The Park School in Baltimore has a math department that has developed its own excellent mathematics curriculum. (And shares it freely!) At its core, the curriculum is based on fourteen habits of mind, enumerated in the screenshot accompanying this post (which I snarfed from the Quantum Progress blog). What a wonderfully concise, and yet comprehensive, expression of the core of mathematical abstraction and process.

14 habits of mindI can easily imagine an integrated music curriculum built atop these same principles, that would begin with the most basic symbolic alternatives for music (neumes, notes, numbers, and/or shapes), and which would continue through rhythm, melody and harmony, eventually leading to sections on species counterpoint, tunings, Bach-style chorale harmonization, pitch-class set analysis, orchestration, and/or other “advanced” topics. Speaking as a composer and theorist who suffered through traditional topics such as harmony and counterpoint, taught as isolated islands of boring pre-requisites by uninterested university profs, these subjects deserve to be presented as integrated whole! They are as intimately related to each other as are arithmetic, logic, geometry, trig, and algebra.

My real question: could you sneak music into the mainline examples of a math class such as that of the Park School? I believe that in the hands of a math teacher who was also a musician, the answer would be yes. Symbolic thinking could certainly be imaginatively illustrated using simplified notations of pitch or rhythm (the global staff-based notation of western notation versus the localized neighborhoods found in Byzantine scores, for example). Set theory and discrete math could be made very concrete by using sets of pitches, or positions in a rhythmic pattern. Logic could be clearly demonstrated using simple two voice counterpoint. And on, and on.

I’d even go as far as to speculate that concepts like the law of sines in trigonometry might be demonstrated and/or generalized using the concept of musical interval and triads. (Such a demonstration could also be used to introduce the salubrious notion of commensurability, via tuning.) After all, what is a musical interval or a time signature but a ratio? A ratio, which is the entity that forms the backbone of mathematical tools such as rational numbers, the notion of metric, cross-ratio invariance, homogenous coordinates and a zillion other useful gizmos.

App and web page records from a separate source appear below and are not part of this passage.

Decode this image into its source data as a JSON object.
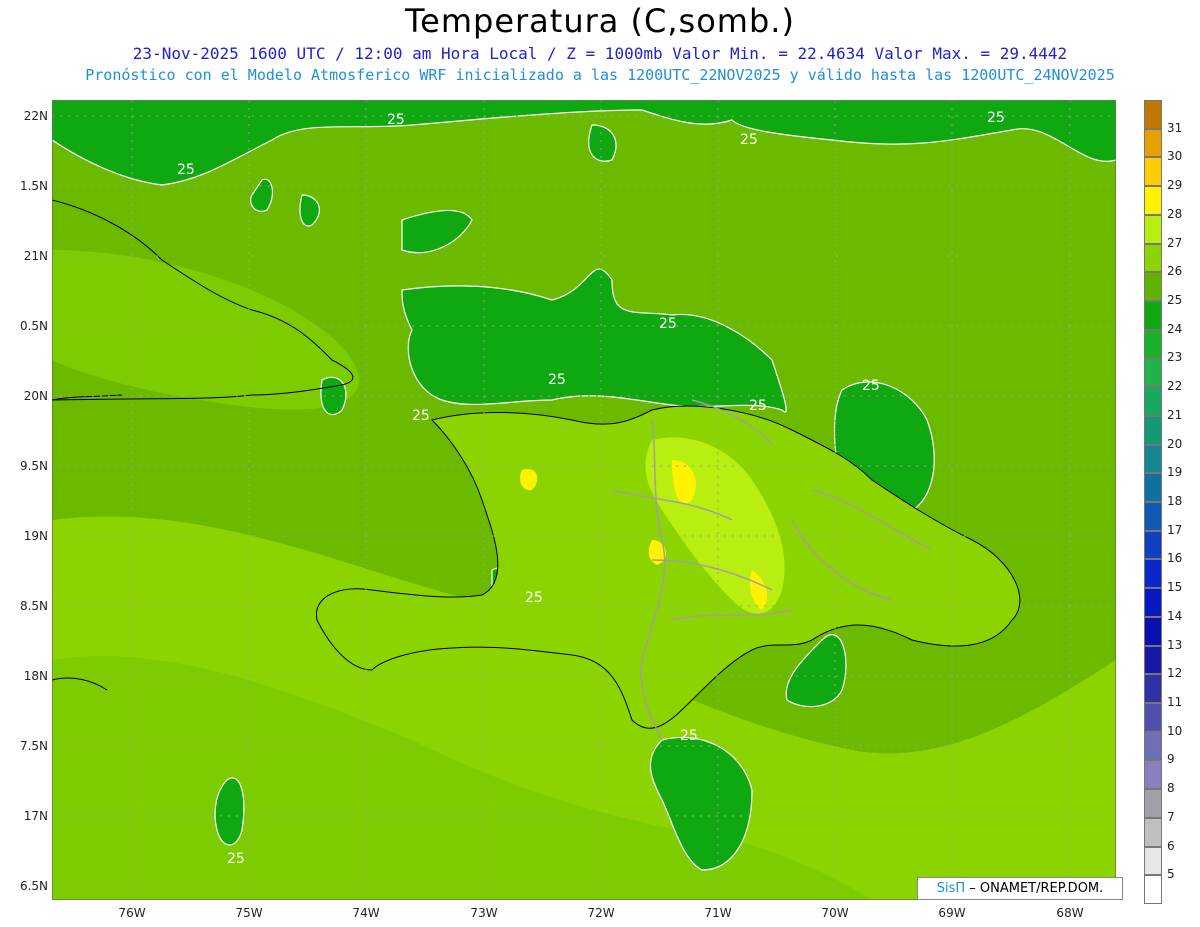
{
  "title": "Temperatura (C,somb.)",
  "subtitle_line1": "23-Nov-2025 1600 UTC / 12:00 am Hora Local / Z = 1000mb  Valor Min. = 22.4634  Valor Max. = 29.4442",
  "subtitle_line2": "Pronóstico con el Modelo Atmosferico WRF inicializado a las 1200UTC_22NOV2025 y válido hasta las  1200UTC_24NOV2025",
  "y_axis_labels": [
    "22N",
    "1.5N",
    "21N",
    "0.5N",
    "20N",
    "9.5N",
    "19N",
    "8.5N",
    "18N",
    "7.5N",
    "17N",
    "6.5N"
  ],
  "x_axis_labels": [
    "76W",
    "75W",
    "74W",
    "73W",
    "72W",
    "71W",
    "70W",
    "69W",
    "68W"
  ],
  "contour_label": "25",
  "colorbar": {
    "labels": [
      "31",
      "30",
      "29",
      "28",
      "27",
      "26",
      "25",
      "24",
      "23",
      "22",
      "21",
      "20",
      "19",
      "18",
      "17",
      "16",
      "15",
      "14",
      "13",
      "12",
      "11",
      "10",
      "9",
      "8",
      "7",
      "6",
      "5"
    ],
    "colors": [
      "#c07800",
      "#e8a000",
      "#ffcc00",
      "#fff200",
      "#b8ee10",
      "#8cd400",
      "#60b400",
      "#10a810",
      "#1ab22a",
      "#20b448",
      "#18a860",
      "#139878",
      "#138890",
      "#1070a0",
      "#0f5ab4",
      "#0f40c0",
      "#0a28c8",
      "#0818c0",
      "#0810b0",
      "#1818a8",
      "#3030a8",
      "#5050b0",
      "#7070b8",
      "#8a80c0",
      "#a0a0a8",
      "#c0c0c0",
      "#e6e6e6"
    ]
  },
  "credit": {
    "brand": "SisΠ",
    "text": " – ONAMET/REP.DOM."
  },
  "legend_colors": {
    "sea_base": "#8cd400",
    "sea_dark": "#60b400",
    "cool_25": "#10a810",
    "warm_27": "#b8ee10",
    "hot_28": "#fff200",
    "border_gray": "#a0a0a0"
  }
}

Math and music. They really do have a lot in common. Thanks to the teachers at the Park School for reminding me.